→ **WORK INSTRUCTIONS**:
Repeat the records given below in full, with no changes.

→ **EXERCISE DATA**:
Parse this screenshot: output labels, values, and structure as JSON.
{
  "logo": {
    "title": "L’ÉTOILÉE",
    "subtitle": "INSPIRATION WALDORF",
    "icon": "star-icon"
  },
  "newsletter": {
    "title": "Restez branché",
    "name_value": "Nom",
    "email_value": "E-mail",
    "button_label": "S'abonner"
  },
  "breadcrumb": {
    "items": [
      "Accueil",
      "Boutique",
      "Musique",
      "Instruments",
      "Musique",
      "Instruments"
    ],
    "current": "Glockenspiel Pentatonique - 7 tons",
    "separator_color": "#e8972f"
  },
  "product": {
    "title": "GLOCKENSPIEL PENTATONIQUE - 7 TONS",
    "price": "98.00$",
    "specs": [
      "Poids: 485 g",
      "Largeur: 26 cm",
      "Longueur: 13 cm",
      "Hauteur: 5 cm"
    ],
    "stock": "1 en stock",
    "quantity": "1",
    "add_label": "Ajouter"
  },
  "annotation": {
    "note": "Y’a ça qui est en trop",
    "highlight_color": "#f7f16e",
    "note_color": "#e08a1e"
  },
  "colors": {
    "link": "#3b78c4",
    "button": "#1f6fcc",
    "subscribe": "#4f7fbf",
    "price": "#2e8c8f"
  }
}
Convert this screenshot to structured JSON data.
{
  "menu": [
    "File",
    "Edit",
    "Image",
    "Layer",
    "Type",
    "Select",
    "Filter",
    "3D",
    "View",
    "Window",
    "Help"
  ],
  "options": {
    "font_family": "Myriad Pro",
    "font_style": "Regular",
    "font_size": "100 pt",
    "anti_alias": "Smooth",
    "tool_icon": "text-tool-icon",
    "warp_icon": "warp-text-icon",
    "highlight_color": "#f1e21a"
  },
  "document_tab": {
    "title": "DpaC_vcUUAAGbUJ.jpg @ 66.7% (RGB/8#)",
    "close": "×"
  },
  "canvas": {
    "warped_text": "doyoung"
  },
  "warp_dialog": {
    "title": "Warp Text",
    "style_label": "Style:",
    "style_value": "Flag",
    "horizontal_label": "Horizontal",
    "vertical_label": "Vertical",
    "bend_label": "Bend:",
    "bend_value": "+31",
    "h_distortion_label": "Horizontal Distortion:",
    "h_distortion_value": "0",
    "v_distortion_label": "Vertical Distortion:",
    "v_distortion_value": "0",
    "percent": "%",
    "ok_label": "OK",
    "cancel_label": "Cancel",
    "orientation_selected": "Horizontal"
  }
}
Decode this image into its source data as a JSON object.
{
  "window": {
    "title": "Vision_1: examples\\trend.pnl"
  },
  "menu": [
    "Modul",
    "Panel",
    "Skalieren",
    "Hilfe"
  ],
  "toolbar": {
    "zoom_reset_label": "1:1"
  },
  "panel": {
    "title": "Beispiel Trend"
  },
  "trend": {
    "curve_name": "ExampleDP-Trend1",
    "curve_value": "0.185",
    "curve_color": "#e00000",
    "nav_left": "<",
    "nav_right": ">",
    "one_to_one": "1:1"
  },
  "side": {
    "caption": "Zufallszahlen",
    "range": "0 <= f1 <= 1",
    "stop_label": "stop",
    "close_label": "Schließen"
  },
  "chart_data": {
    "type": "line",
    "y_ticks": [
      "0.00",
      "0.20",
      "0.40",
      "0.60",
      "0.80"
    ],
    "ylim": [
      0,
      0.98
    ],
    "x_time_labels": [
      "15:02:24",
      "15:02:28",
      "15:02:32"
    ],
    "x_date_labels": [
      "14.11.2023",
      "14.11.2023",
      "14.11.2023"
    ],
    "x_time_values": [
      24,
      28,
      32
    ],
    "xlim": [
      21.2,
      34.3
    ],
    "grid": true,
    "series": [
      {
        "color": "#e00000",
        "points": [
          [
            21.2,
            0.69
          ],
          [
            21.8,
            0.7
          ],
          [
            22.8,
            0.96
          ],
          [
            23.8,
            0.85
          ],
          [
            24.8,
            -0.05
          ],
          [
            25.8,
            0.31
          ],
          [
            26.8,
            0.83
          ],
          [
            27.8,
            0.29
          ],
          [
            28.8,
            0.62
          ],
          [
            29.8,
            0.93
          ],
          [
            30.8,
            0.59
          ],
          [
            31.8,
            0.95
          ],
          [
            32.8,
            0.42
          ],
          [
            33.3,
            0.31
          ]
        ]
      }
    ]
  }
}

→ **RESULT OF THIS TASK**:
Parse this screenshot: output labels, values, and structure as JSON.
{
  "logo": {
    "title": "L’ÉTOILÉE",
    "subtitle": "INSPIRATION WALDORF",
    "icon": "star-icon"
  },
  "newsletter": {
    "title": "Restez branché",
    "name_value": "Nom",
    "email_value": "E-mail",
    "button_label": "S'abonner"
  },
  "breadcrumb": {
    "items": [
      "Accueil",
      "Boutique",
      "Musique",
      "Instruments",
      "Musique",
      "Instruments"
    ],
    "current": "Glockenspiel Pentatonique - 7 tons",
    "separator_color": "#e8972f"
  },
  "product": {
    "title": "GLOCKENSPIEL PENTATONIQUE - 7 TONS",
    "price": "98.00$",
    "specs": [
      "Poids: 485 g",
      "Largeur: 26 cm",
      "Longueur: 13 cm",
      "Hauteur: 5 cm"
    ],
    "stock": "1 en stock",
    "quantity": "1",
    "add_label": "Ajouter"
  },
  "annotation": {
    "note": "Y’a ça qui est en trop",
    "highlight_color": "#f7f16e",
    "note_color": "#e08a1e"
  },
  "colors": {
    "link": "#3b78c4",
    "button": "#1f6fcc",
    "subscribe": "#4f7fbf",
    "price": "#2e8c8f"
  }
}
Convert this screenshot to structured JSON data.
{
  "menu": [
    "File",
    "Edit",
    "Image",
    "Layer",
    "Type",
    "Select",
    "Filter",
    "3D",
    "View",
    "Window",
    "Help"
  ],
  "options": {
    "font_family": "Myriad Pro",
    "font_style": "Regular",
    "font_size": "100 pt",
    "anti_alias": "Smooth",
    "tool_icon": "text-tool-icon",
    "warp_icon": "warp-text-icon",
    "highlight_color": "#f1e21a"
  },
  "document_tab": {
    "title": "DpaC_vcUUAAGbUJ.jpg @ 66.7% (RGB/8#)",
    "close": "×"
  },
  "canvas": {
    "warped_text": "doyoung"
  },
  "warp_dialog": {
    "title": "Warp Text",
    "style_label": "Style:",
    "style_value": "Flag",
    "horizontal_label": "Horizontal",
    "vertical_label": "Vertical",
    "bend_label": "Bend:",
    "bend_value": "+31",
    "h_distortion_label": "Horizontal Distortion:",
    "h_distortion_value": "0",
    "v_distortion_label": "Vertical Distortion:",
    "v_distortion_value": "0",
    "percent": "%",
    "ok_label": "OK",
    "cancel_label": "Cancel",
    "orientation_selected": "Horizontal"
  }
}
Decode this image into its source data as a JSON object.
{
  "window": {
    "title": "Vision_1: examples\\trend.pnl"
  },
  "menu": [
    "Modul",
    "Panel",
    "Skalieren",
    "Hilfe"
  ],
  "toolbar": {
    "zoom_reset_label": "1:1"
  },
  "panel": {
    "title": "Beispiel Trend"
  },
  "trend": {
    "curve_name": "ExampleDP-Trend1",
    "curve_value": "0.185",
    "curve_color": "#e00000",
    "nav_left": "<",
    "nav_right": ">",
    "one_to_one": "1:1"
  },
  "side": {
    "caption": "Zufallszahlen",
    "range": "0 <= f1 <= 1",
    "stop_label": "stop",
    "close_label": "Schließen"
  },
  "chart_data": {
    "type": "line",
    "y_ticks": [
      "0.00",
      "0.20",
      "0.40",
      "0.60",
      "0.80"
    ],
    "ylim": [
      0,
      0.98
    ],
    "x_time_labels": [
      "15:02:24",
      "15:02:28",
      "15:02:32"
    ],
    "x_date_labels": [
      "14.11.2023",
      "14.11.2023",
      "14.11.2023"
    ],
    "x_time_values": [
      24,
      28,
      32
    ],
    "xlim": [
      21.2,
      34.3
    ],
    "grid": true,
    "series": [
      {
        "color": "#e00000",
        "points": [
          [
            21.2,
            0.69
          ],
          [
            21.8,
            0.7
          ],
          [
            22.8,
            0.96
          ],
          [
            23.8,
            0.85
          ],
          [
            24.8,
            -0.05
          ],
          [
            25.8,
            0.31
          ],
          [
            26.8,
            0.83
          ],
          [
            27.8,
            0.29
          ],
          [
            28.8,
            0.62
          ],
          [
            29.8,
            0.93
          ],
          [
            30.8,
            0.59
          ],
          [
            31.8,
            0.95
          ],
          [
            32.8,
            0.42
          ],
          [
            33.3,
            0.31
          ]
        ]
      }
    ]
  }
}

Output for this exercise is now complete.